> Work request: Please reproduce the listing below exactly, leaving out every picture.

> Data extract:

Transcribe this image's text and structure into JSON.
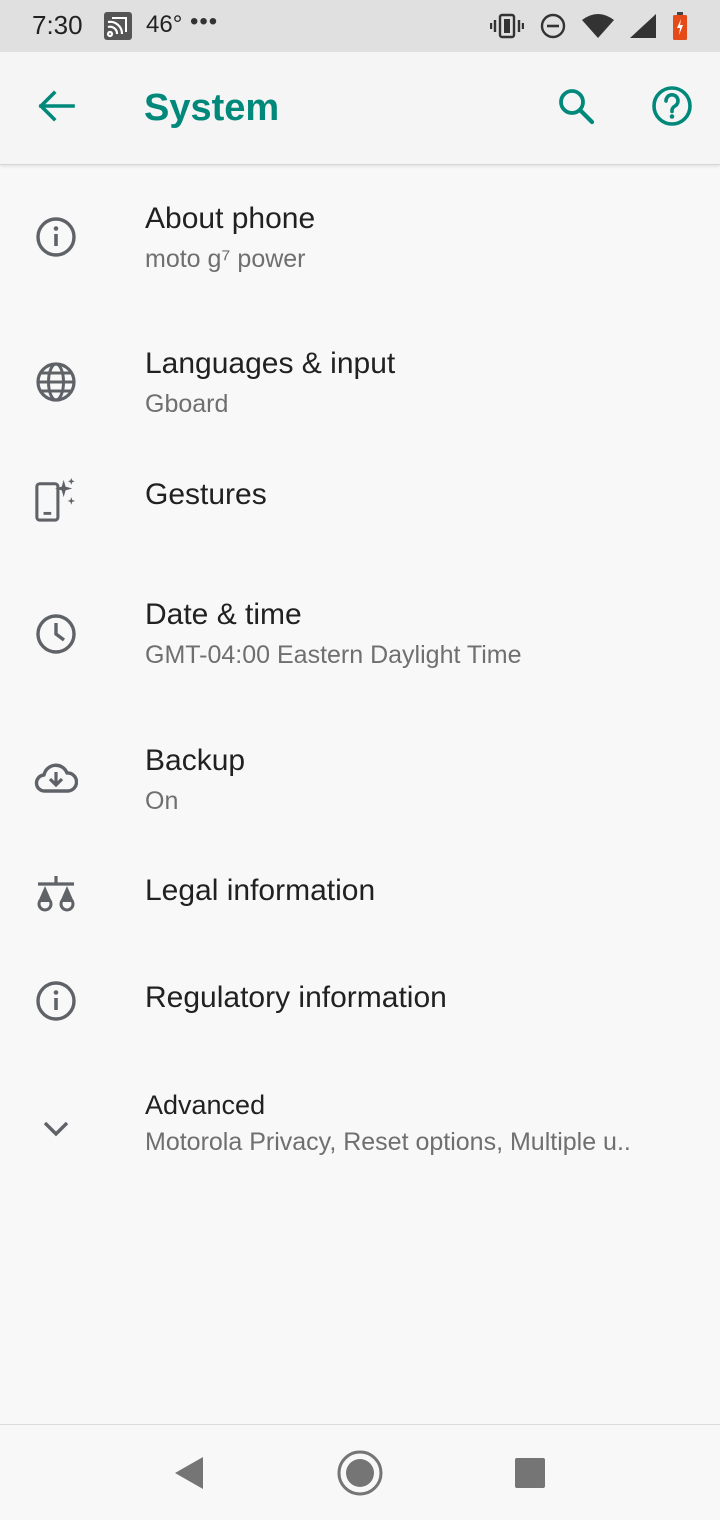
{
  "status_bar": {
    "time": "7:30",
    "temperature": "46°",
    "dots": "•••",
    "icons": [
      "cast-icon",
      "vibrate-icon",
      "dnd-icon",
      "wifi-icon",
      "signal-icon",
      "battery-icon"
    ]
  },
  "app_bar": {
    "title": "System",
    "accent_color": "#00897b",
    "icons": [
      "back-arrow-icon",
      "search-icon",
      "help-icon"
    ]
  },
  "items": [
    {
      "label": "About phone",
      "sub": "moto g⁷ power",
      "icon": "info-icon"
    },
    {
      "label": "Languages & input",
      "sub": "Gboard",
      "icon": "globe-icon"
    },
    {
      "label": "Gestures",
      "sub": "",
      "icon": "gestures-icon"
    },
    {
      "label": "Date & time",
      "sub": "GMT-04:00 Eastern Daylight Time",
      "icon": "clock-icon"
    },
    {
      "label": "Backup",
      "sub": "On",
      "icon": "cloud-backup-icon"
    },
    {
      "label": "Legal information",
      "sub": "",
      "icon": "scales-icon"
    },
    {
      "label": "Regulatory information",
      "sub": "",
      "icon": "info-icon"
    },
    {
      "label": "Advanced",
      "sub": "Motorola Privacy, Reset options, Multiple u..",
      "icon": "chevron-down-icon"
    }
  ],
  "nav_bar": {
    "icons": [
      "nav-back-icon",
      "nav-home-icon",
      "nav-recents-icon"
    ]
  }
}
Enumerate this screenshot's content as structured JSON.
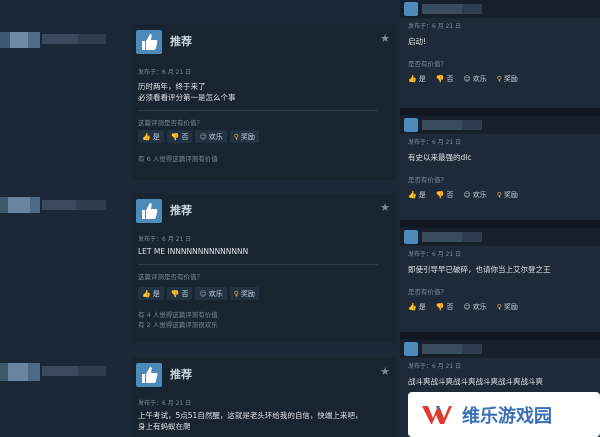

> Result of the task:
Transcribe this image's text and structure into JSON.
{
  "status_bar": {
    "time": "7:30",
    "temperature": "46°",
    "dots": "•••",
    "icons": [
      "cast-icon",
      "vibrate-icon",
      "dnd-icon",
      "wifi-icon",
      "signal-icon",
      "battery-icon"
    ]
  },
  "app_bar": {
    "title": "System",
    "accent_color": "#00897b",
    "icons": [
      "back-arrow-icon",
      "search-icon",
      "help-icon"
    ]
  },
  "items": [
    {
      "label": "About phone",
      "sub": "moto g⁷ power",
      "icon": "info-icon"
    },
    {
      "label": "Languages & input",
      "sub": "Gboard",
      "icon": "globe-icon"
    },
    {
      "label": "Gestures",
      "sub": "",
      "icon": "gestures-icon"
    },
    {
      "label": "Date & time",
      "sub": "GMT-04:00 Eastern Daylight Time",
      "icon": "clock-icon"
    },
    {
      "label": "Backup",
      "sub": "On",
      "icon": "cloud-backup-icon"
    },
    {
      "label": "Legal information",
      "sub": "",
      "icon": "scales-icon"
    },
    {
      "label": "Regulatory information",
      "sub": "",
      "icon": "info-icon"
    },
    {
      "label": "Advanced",
      "sub": "Motorola Privacy, Reset options, Multiple u..",
      "icon": "chevron-down-icon"
    }
  ],
  "nav_bar": {
    "icons": [
      "nav-back-icon",
      "nav-home-icon",
      "nav-recents-icon"
    ]
  }
}
Enumerate this screenshot's content as structured JSON.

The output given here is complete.